The company said underfunding of its pension plan soared to $19.3 billion at the end of 2002, more than double the $9.1 billion underfunding a year earlier, as the plans' assets lost 7 percent of value due to stock market declines. GM said its pension expense should be about $3 billion before taxes in 2003, up from $1 billion before taxes in 2002.
GM Chief Financial Officer John Devine told analysts at a presentation in Dearborn, Mich., Thursday that without the increase pension costs, as well as Hughes and special items, GM earnings per share would rise to $7.55 a share in 2003.
"We're not ignoring pensions. They're real; we're dealing with them," he said. "But our core operating earnings are continuing to improve in a year we expect (vehicle sales) volume to be down slightly."

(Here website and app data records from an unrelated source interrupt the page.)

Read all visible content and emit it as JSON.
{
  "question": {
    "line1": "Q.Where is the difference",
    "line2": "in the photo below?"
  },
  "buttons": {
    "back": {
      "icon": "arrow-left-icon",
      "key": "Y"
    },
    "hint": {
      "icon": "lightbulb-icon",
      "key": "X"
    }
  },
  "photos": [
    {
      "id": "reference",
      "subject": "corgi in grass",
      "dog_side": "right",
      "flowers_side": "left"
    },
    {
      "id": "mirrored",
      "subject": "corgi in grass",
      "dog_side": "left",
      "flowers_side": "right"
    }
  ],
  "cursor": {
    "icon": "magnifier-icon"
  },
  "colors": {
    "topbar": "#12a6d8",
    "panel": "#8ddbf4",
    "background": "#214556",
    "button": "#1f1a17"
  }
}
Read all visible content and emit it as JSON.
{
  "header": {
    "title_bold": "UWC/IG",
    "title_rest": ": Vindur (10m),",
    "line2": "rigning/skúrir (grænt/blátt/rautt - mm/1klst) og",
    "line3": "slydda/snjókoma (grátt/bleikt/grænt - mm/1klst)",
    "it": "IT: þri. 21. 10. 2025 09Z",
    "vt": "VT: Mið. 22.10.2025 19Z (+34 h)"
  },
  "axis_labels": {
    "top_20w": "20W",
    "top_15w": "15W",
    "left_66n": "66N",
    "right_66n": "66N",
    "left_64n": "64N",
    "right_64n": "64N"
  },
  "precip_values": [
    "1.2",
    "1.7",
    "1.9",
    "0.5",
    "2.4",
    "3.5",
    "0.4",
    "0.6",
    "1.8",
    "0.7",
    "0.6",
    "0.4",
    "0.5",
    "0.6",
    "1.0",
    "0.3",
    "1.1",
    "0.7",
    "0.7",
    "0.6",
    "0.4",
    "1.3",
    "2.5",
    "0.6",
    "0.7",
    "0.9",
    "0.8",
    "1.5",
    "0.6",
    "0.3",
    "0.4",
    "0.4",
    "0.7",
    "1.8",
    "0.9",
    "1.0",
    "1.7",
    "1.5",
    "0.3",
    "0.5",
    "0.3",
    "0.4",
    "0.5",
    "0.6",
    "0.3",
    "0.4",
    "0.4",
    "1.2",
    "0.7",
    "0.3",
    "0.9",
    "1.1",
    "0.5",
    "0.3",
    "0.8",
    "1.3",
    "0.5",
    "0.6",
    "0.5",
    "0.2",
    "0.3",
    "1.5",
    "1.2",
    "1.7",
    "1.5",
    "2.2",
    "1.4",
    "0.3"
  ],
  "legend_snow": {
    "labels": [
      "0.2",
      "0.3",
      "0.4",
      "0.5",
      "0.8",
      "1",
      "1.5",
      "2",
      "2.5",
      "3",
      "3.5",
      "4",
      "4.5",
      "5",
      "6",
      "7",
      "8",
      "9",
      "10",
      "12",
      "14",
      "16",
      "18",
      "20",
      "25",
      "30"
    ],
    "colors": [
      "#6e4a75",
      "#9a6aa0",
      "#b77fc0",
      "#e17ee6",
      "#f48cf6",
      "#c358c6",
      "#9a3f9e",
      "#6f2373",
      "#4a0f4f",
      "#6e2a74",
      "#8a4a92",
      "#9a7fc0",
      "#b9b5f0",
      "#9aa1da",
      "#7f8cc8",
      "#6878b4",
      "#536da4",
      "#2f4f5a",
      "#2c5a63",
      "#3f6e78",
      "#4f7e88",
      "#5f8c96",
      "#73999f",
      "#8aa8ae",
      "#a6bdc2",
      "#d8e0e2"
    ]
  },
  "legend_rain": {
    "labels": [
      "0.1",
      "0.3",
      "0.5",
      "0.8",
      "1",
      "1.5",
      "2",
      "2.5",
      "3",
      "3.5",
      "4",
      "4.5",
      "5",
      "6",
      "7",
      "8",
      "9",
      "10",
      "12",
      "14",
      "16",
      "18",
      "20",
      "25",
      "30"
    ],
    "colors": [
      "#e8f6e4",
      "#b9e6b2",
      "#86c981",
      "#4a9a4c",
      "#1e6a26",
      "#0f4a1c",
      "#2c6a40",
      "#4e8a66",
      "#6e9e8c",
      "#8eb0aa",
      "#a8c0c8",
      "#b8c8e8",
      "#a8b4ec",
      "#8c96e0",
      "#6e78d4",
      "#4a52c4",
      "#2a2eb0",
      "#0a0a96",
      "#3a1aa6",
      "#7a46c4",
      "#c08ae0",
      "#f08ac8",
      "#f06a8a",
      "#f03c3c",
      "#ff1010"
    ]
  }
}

GM lowered its estimate of long-term return on assets in 2003 to a 9 percent average annual gain from its earlier assumption of a 10 percent gain. The reduced interest rate environment also lowered the discount rate, which is used to calculate the present value of future pension liabilities, to 6.75 percent from 7.25 percent in 2002, further increasing the plan's underfunding.

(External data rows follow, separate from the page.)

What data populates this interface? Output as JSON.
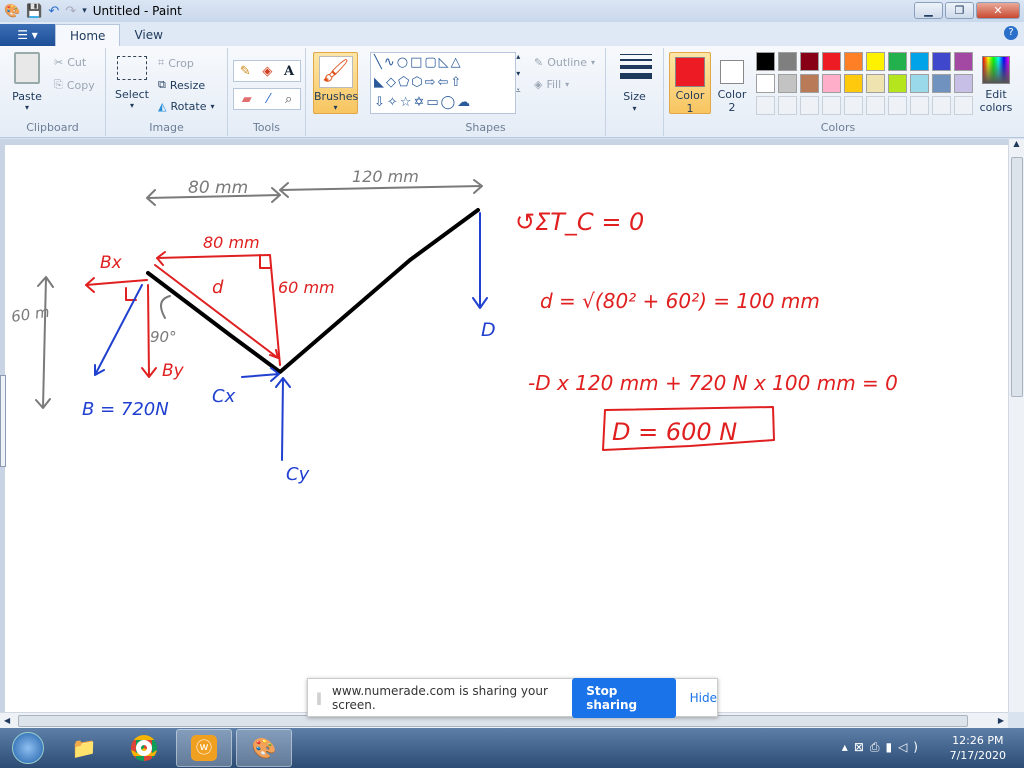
{
  "window": {
    "title": "Untitled - Paint"
  },
  "tabs": [
    {
      "label": "Home"
    },
    {
      "label": "View"
    }
  ],
  "ribbon": {
    "clipboard": {
      "label": "Clipboard",
      "paste": "Paste",
      "cut": "Cut",
      "copy": "Copy"
    },
    "image": {
      "label": "Image",
      "select": "Select",
      "crop": "Crop",
      "resize": "Resize",
      "rotate": "Rotate"
    },
    "tools": {
      "label": "Tools"
    },
    "brushes": {
      "label": "Brushes"
    },
    "shapes": {
      "label": "Shapes",
      "outline": "Outline",
      "fill": "Fill"
    },
    "size": {
      "label": "Size"
    },
    "colors": {
      "label": "Colors",
      "color1": "Color 1",
      "color2": "Color 2",
      "edit": "Edit colors",
      "color1_value": "#ed1c24",
      "color2_value": "#ffffff",
      "palette_row1": [
        "#000000",
        "#7f7f7f",
        "#880015",
        "#ed1c24",
        "#ff7f27",
        "#fff200",
        "#22b14c",
        "#00a2e8",
        "#3f48cc",
        "#a349a4"
      ],
      "palette_row2": [
        "#ffffff",
        "#c3c3c3",
        "#b97a57",
        "#ffaec9",
        "#ffc90e",
        "#efe4b0",
        "#b5e61d",
        "#99d9ea",
        "#7092be",
        "#c8bfe7"
      ]
    }
  },
  "drawing": {
    "dim_top_left": "80 mm",
    "dim_top_right": "120 mm",
    "dim_left": "60 m",
    "bx": "Bx",
    "by": "By",
    "b_force": "B = 720N",
    "cx": "Cx",
    "cy": "Cy",
    "d_label": "D",
    "inner_80": "80 mm",
    "inner_d": "d",
    "inner_60": "60 mm",
    "angle": "90°",
    "eq1": "↺ΣT_C = 0",
    "eq2": "d = √(80² + 60²) = 100 mm",
    "eq3": "-D x 120 mm + 720 N x 100 mm = 0",
    "eq4": "D = 600 N"
  },
  "share_bar": {
    "message": "www.numerade.com is sharing your screen.",
    "stop": "Stop sharing",
    "hide": "Hide"
  },
  "taskbar": {
    "time": "12:26 PM",
    "date": "7/17/2020"
  }
}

The $19.3 billion underfunding at the end of the year is actually a little better than its earlier estimate at the end of the third quarter of a $23 billion underfunding. The 7 percent decline in asset value is also a bit better than an earlier 9 percent decline estimate.
Devine pointed out that the $19.3 billion underfunding is not significantly worse than the $18.5 billion underfunding at the end of 1993. The company ended 1997 and 1998 with slight underfundings of their plans, despite the bull markets those years, before ending 1999 and 2000 with overfunded positions.
"We've been here before," he said. "We don't like to be here, but we've been here before and we know what to do and how to do it, even if we don't expect the same bull market that we saw in the '90s."
The company said it is expecting industrywide U.S. sales of 16.5 million vehicles this year, down about 2 percent from the 16.8 million cars and light trucks, such as sport/utility vehicles, pickups and minivans, sold in 2002. Devine said the company thinks there is a less than 20 percent chance of a severe downturn in the economy and U.S. vehicle sales in 2003.
But he noted that even if U.S. industry sales fall 15.5 percent as part of a general downturn, GM expects to be able to earn at least $1.00 a share in 2003 and generate a positive cash flow.